Demand growth and a strong commitment by Opec and its partners to their continued production cuts have supported prices even as worries of a potential US-China trade war are casting a shadow over expectations of strong demand growth.
In late March, Brent futures on Ice topped $70/bl for the first time in eight weeks, only to fall again at the start of April as trade war concerns overshadow uncertainty over Iranian supplies after US President Trump threatened to reimpose sanctions on Iran.
UK fuel retail prices, lagging as usual, have only just caught up with an earlier fall in underlying crude prices.
Stocks are falling, but the market expects the current tightness and destocking to give way to higher supply next year, especially from the US and is pricing forward supplies at a discount.

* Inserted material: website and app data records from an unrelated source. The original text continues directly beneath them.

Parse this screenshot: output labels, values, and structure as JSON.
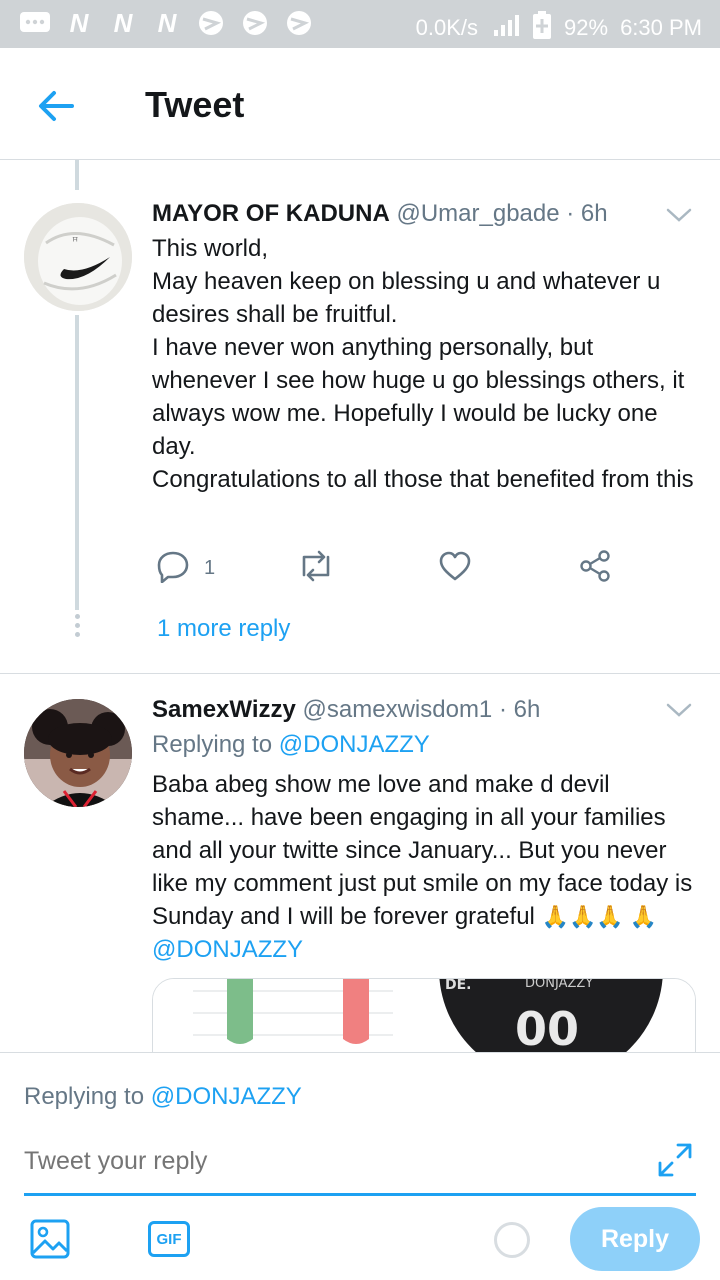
{
  "status_bar": {
    "left_icons": [
      "chat-icon",
      "n-icon",
      "n-icon",
      "n-icon",
      "sports-icon",
      "sports-icon",
      "sports-icon"
    ],
    "speed": "0.0K/s",
    "battery": "92%",
    "time": "6:30 PM"
  },
  "header": {
    "title": "Tweet"
  },
  "tweets": [
    {
      "name": "MAYOR OF KADUNA",
      "handle": "@Umar_gbade",
      "time": "· 6h",
      "lines": [
        "This world,",
        "May heaven keep on blessing u and whatever u desires shall be fruitful.",
        "I have never won anything personally, but whenever I see how huge u go blessings others, it always wow me. Hopefully I would be lucky one day.",
        "Congratulations to all those that benefited from this"
      ],
      "reply_count": "1",
      "more_reply": "1 more reply"
    },
    {
      "name": "SamexWizzy",
      "handle": "@samexwisdom1",
      "time": "· 6h",
      "replying_label": "Replying to",
      "replying_to": "@DONJAZZY",
      "text": "Baba abeg show me love and make d devil shame... have been engaging in all your families and all your twitte since January... But you never like my comment just put smile on my face today is Sunday and I will be forever grateful",
      "emoji": "🙏🙏🙏 🙏",
      "mention": "@DONJAZZY",
      "card_text": "DONJAZZY"
    }
  ],
  "composer": {
    "replying_label": "Replying to",
    "replying_to": "@DONJAZZY",
    "placeholder": "Tweet your reply",
    "reply_button": "Reply"
  },
  "colors": {
    "accent": "#1da1f2",
    "muted": "#657786",
    "button_disabled": "#8ed0f9"
  }
}
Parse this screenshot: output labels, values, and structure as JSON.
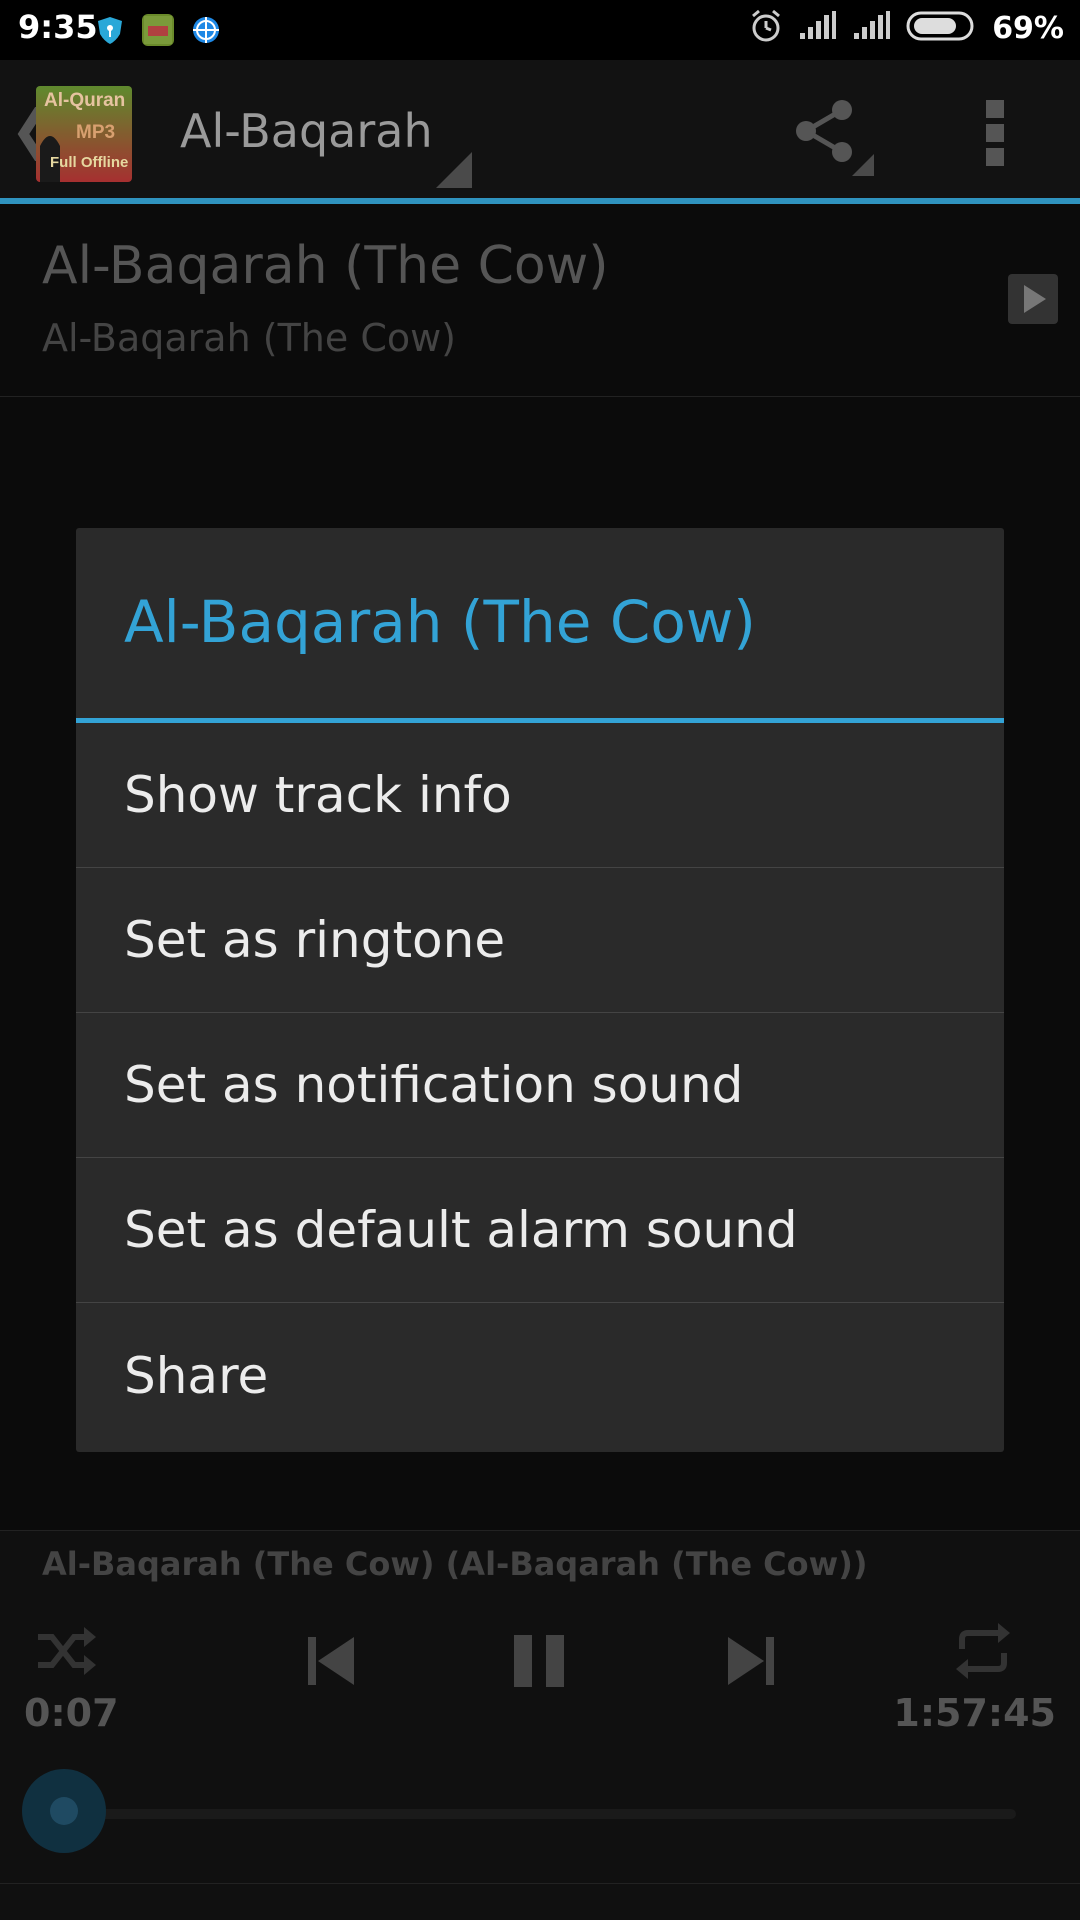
{
  "status_bar": {
    "time": "9:35",
    "battery_percent": "69%",
    "icons": [
      "shield-icon",
      "app-notification-icon",
      "globe-icon",
      "alarm-icon",
      "signal-icon",
      "signal-icon",
      "battery-icon"
    ]
  },
  "app_bar": {
    "title": "Al-Baqarah",
    "logo_text": [
      "Al-Quran",
      "MP3",
      "Full Offline"
    ],
    "actions": [
      "share-icon",
      "overflow-menu-icon"
    ]
  },
  "track": {
    "title": "Al-Baqarah (The Cow)",
    "subtitle": "Al-Baqarah (The Cow)"
  },
  "dialog": {
    "title": "Al-Baqarah (The Cow)",
    "items": [
      "Show track info",
      "Set as ringtone",
      "Set as notification sound",
      "Set as default alarm sound",
      "Share"
    ]
  },
  "player": {
    "now_playing": "Al-Baqarah (The Cow) (Al-Baqarah (The Cow))",
    "time_current": "0:07",
    "time_total": "1:57:45",
    "controls": [
      "shuffle-icon",
      "previous-icon",
      "pause-icon",
      "next-icon",
      "repeat-icon"
    ],
    "progress": 0.001
  },
  "colors": {
    "accent": "#33a3d6",
    "dialog_bg": "#2a2a2a",
    "background": "#0b0b0b"
  }
}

Ice Brent front-month climbed to a premium of more than $5/bl to the 12-month-ahead contract in late March, its steepest backwardation since June 2014.
US output is well above 10mn b/d so far this year, and up on last year by nearly 1.3mn b/d. Together with other non-Opec production, this more than makes up for Opec’s 1.7mn b/d cut. And US production is set to reach 11.3mn b/d by the end of the year. Yet demand is also rising to feed global economic growth, which the IMF is predicting at 3.9% this year. Diesel is key in economic growth for transporting goods to ports, and European refineries continue to maximise runs to produce it.
This is increasing an underlying gasoline glut in Europe, especially for winter grade after refineries ran flat out in February. Companies were selling off surplus winter-specification gasoline from tanks to make space for summer grade fuel. The extra volume on the spot market halved the European gasoline crack spread to $4.25/bl in March, to its lowest in over three years. The start of summer-grade gasoline trading abruptly widened the spread again at the end of March. By contrast, diesel crack spreads widened slightly in March to average at $12.75. In the UK, diesel prices have remained a wide 3ppl above petrol prices at the pump but have not so far reflected the wide difference between the two fuels before the switch to summer grade petrol.